DATASET EXCERPTS Block Start

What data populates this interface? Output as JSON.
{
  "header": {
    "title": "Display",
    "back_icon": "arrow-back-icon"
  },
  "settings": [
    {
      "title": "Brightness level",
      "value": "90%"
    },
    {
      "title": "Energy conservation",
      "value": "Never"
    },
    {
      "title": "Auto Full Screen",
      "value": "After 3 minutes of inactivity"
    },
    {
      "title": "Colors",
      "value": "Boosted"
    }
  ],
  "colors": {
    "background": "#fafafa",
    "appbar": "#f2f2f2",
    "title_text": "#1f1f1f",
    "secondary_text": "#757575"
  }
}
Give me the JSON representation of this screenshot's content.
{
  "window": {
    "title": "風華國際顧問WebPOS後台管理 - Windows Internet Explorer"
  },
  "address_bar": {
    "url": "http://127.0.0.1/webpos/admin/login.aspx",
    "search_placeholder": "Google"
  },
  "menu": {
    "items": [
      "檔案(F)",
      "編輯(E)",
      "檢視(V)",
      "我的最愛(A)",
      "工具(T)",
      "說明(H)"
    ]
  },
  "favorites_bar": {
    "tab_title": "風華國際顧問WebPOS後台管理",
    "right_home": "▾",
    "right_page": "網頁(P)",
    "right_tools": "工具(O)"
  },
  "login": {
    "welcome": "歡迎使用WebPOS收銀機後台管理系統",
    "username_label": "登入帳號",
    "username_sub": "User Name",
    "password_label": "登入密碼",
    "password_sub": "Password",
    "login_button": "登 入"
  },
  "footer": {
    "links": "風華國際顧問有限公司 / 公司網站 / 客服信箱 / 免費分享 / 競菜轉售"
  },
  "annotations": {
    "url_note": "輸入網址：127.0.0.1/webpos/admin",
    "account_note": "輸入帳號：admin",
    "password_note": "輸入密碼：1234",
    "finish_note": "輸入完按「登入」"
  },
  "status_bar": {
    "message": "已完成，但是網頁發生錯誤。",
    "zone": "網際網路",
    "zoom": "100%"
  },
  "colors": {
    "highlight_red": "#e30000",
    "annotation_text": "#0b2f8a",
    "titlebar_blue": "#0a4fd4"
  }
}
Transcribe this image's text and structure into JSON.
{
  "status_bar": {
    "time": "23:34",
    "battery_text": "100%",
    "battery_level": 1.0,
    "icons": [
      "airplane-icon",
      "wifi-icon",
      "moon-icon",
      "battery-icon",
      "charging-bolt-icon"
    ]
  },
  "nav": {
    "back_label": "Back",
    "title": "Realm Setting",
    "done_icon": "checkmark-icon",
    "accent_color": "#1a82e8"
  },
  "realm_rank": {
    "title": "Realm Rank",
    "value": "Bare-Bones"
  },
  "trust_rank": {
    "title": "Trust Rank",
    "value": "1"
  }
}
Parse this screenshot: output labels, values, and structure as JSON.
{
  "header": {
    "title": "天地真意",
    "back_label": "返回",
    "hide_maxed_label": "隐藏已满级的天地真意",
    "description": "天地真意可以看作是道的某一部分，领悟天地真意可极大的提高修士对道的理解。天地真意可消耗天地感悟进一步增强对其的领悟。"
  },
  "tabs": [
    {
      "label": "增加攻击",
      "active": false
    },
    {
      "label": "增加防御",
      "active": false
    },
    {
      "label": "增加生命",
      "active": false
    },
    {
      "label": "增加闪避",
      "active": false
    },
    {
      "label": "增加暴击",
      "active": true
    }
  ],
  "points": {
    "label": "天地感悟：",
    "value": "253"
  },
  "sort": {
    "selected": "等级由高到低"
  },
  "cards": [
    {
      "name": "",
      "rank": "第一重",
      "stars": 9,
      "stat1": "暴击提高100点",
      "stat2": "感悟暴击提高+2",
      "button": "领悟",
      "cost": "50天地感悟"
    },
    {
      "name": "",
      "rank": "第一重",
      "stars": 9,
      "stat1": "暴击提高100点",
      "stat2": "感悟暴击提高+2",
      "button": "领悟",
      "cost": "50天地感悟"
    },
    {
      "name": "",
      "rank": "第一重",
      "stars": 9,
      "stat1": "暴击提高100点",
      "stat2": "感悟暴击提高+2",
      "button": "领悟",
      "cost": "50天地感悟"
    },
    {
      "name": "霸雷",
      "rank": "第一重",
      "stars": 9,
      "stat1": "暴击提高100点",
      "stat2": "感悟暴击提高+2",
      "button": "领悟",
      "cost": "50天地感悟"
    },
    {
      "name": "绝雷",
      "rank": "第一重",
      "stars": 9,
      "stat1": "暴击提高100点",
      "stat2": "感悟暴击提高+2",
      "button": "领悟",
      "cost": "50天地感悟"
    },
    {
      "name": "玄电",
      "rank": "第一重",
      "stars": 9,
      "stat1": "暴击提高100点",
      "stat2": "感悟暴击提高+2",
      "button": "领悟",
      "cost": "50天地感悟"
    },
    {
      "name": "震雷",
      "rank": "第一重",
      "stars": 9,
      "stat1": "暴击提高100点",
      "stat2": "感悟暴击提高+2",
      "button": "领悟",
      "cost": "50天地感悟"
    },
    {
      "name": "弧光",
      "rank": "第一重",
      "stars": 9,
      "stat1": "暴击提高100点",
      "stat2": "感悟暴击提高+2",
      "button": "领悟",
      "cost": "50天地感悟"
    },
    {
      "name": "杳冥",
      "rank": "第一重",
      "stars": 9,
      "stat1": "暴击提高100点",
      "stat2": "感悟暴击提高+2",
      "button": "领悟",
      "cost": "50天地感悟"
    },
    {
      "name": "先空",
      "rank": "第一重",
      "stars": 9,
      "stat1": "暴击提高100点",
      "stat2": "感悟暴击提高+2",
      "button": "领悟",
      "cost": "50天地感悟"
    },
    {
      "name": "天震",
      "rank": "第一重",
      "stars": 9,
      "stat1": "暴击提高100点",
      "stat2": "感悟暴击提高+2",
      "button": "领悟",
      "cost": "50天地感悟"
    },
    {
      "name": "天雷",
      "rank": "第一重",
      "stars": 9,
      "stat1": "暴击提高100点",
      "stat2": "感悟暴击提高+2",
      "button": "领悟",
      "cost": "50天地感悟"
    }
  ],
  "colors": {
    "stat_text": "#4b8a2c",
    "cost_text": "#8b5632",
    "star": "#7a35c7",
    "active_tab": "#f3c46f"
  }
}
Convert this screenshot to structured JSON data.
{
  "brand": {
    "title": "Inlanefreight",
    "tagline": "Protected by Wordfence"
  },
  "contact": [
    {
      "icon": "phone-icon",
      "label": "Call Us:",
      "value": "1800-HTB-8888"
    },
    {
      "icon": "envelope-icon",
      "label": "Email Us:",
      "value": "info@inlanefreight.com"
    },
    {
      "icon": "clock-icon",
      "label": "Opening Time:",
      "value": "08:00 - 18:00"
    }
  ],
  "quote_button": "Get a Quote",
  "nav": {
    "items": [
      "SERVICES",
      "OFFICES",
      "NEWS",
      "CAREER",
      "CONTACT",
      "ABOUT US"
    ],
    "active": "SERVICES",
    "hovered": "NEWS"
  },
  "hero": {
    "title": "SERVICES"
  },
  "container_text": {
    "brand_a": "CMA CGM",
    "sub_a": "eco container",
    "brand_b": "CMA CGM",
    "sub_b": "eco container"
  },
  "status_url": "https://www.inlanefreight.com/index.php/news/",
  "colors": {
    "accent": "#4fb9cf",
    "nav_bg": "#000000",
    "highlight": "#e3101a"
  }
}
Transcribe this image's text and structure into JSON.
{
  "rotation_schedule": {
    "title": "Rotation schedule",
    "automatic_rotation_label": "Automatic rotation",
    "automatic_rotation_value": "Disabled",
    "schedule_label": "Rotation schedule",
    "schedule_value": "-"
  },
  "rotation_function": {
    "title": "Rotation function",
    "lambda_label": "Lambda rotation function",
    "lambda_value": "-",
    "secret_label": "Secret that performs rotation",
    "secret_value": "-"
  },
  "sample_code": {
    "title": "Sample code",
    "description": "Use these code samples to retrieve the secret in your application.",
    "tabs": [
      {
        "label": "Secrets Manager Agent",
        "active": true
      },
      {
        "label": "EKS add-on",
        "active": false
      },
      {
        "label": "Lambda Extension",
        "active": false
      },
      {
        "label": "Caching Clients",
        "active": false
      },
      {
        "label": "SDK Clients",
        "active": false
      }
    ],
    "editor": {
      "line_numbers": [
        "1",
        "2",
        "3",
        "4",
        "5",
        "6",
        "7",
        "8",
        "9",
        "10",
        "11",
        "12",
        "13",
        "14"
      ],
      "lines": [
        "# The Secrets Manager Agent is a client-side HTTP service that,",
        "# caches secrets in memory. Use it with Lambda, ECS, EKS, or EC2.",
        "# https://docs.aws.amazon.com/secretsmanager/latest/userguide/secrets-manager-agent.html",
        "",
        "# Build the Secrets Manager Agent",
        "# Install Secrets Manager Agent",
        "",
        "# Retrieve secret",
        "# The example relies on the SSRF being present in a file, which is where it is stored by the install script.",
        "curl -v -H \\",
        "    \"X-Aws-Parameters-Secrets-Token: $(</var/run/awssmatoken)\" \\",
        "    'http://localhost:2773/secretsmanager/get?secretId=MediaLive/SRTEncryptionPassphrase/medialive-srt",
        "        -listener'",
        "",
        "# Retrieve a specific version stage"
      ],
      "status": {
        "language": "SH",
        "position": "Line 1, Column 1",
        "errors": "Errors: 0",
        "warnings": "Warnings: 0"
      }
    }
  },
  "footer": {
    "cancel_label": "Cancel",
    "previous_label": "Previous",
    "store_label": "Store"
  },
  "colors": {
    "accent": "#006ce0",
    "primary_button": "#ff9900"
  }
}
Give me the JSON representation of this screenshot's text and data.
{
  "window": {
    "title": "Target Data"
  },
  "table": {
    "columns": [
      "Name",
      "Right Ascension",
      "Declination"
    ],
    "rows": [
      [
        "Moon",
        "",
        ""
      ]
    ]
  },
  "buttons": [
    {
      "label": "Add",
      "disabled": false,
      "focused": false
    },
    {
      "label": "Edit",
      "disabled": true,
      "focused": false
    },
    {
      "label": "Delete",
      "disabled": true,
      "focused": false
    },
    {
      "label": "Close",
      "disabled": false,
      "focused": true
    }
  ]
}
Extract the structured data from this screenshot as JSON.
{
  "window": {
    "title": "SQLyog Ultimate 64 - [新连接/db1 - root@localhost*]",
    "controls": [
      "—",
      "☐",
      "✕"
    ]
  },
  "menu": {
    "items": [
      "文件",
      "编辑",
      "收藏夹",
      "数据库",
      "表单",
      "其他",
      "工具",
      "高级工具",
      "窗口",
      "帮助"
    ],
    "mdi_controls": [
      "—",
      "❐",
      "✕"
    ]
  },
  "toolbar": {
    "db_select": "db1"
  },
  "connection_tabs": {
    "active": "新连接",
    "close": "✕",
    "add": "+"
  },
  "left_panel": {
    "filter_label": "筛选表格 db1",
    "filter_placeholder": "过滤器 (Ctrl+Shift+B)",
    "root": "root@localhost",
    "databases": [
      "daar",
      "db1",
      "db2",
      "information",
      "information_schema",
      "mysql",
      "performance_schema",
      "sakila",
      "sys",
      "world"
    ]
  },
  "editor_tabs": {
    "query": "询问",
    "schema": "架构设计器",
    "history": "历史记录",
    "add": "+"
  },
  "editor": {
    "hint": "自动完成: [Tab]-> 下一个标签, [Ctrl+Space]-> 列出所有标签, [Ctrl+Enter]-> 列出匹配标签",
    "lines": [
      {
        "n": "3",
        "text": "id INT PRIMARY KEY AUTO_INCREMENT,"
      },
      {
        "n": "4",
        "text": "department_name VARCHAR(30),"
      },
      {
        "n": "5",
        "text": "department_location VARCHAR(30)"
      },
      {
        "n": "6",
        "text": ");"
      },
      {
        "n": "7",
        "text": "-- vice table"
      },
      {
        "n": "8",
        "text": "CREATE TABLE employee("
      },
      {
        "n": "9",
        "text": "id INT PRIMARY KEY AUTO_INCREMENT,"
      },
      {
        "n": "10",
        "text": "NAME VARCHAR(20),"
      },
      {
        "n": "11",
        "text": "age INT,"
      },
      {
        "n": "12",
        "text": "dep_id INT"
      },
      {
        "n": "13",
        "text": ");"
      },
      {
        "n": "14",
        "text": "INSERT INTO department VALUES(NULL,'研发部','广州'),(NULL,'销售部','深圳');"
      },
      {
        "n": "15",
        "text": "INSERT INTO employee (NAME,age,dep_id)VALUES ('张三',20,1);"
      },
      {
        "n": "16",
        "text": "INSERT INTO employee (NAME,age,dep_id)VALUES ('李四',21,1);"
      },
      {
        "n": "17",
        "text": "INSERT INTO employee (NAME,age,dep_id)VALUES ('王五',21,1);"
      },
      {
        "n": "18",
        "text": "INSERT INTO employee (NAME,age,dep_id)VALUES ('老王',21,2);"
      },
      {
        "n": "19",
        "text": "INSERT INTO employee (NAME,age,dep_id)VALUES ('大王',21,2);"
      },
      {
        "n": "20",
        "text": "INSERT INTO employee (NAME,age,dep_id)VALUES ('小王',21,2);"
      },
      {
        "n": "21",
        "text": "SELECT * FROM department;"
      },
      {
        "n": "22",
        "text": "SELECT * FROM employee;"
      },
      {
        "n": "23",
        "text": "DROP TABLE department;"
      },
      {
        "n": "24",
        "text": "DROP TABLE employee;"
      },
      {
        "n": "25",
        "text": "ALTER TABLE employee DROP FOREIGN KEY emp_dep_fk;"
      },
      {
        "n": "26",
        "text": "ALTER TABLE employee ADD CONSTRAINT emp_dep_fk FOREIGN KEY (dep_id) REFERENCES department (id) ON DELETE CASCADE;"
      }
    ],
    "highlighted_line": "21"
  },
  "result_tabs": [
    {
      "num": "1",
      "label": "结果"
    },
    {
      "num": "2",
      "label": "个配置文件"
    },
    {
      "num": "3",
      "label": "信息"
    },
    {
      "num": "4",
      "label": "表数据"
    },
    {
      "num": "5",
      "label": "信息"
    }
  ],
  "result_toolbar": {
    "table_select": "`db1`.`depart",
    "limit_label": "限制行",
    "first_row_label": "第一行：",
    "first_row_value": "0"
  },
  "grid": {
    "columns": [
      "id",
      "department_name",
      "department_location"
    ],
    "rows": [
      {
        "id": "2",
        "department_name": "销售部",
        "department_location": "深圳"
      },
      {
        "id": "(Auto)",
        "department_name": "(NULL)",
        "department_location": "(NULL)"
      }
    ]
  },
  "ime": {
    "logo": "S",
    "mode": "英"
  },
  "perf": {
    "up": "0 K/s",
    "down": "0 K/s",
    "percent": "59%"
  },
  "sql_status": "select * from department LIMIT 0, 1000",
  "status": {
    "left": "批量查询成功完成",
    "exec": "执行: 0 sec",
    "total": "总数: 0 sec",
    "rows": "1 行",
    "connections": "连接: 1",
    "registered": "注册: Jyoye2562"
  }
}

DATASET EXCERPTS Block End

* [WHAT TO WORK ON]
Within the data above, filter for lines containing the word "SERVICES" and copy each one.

* [ANSWER BELOW]
      "SERVICES",
    "active": "SERVICES",
    "title": "SERVICES"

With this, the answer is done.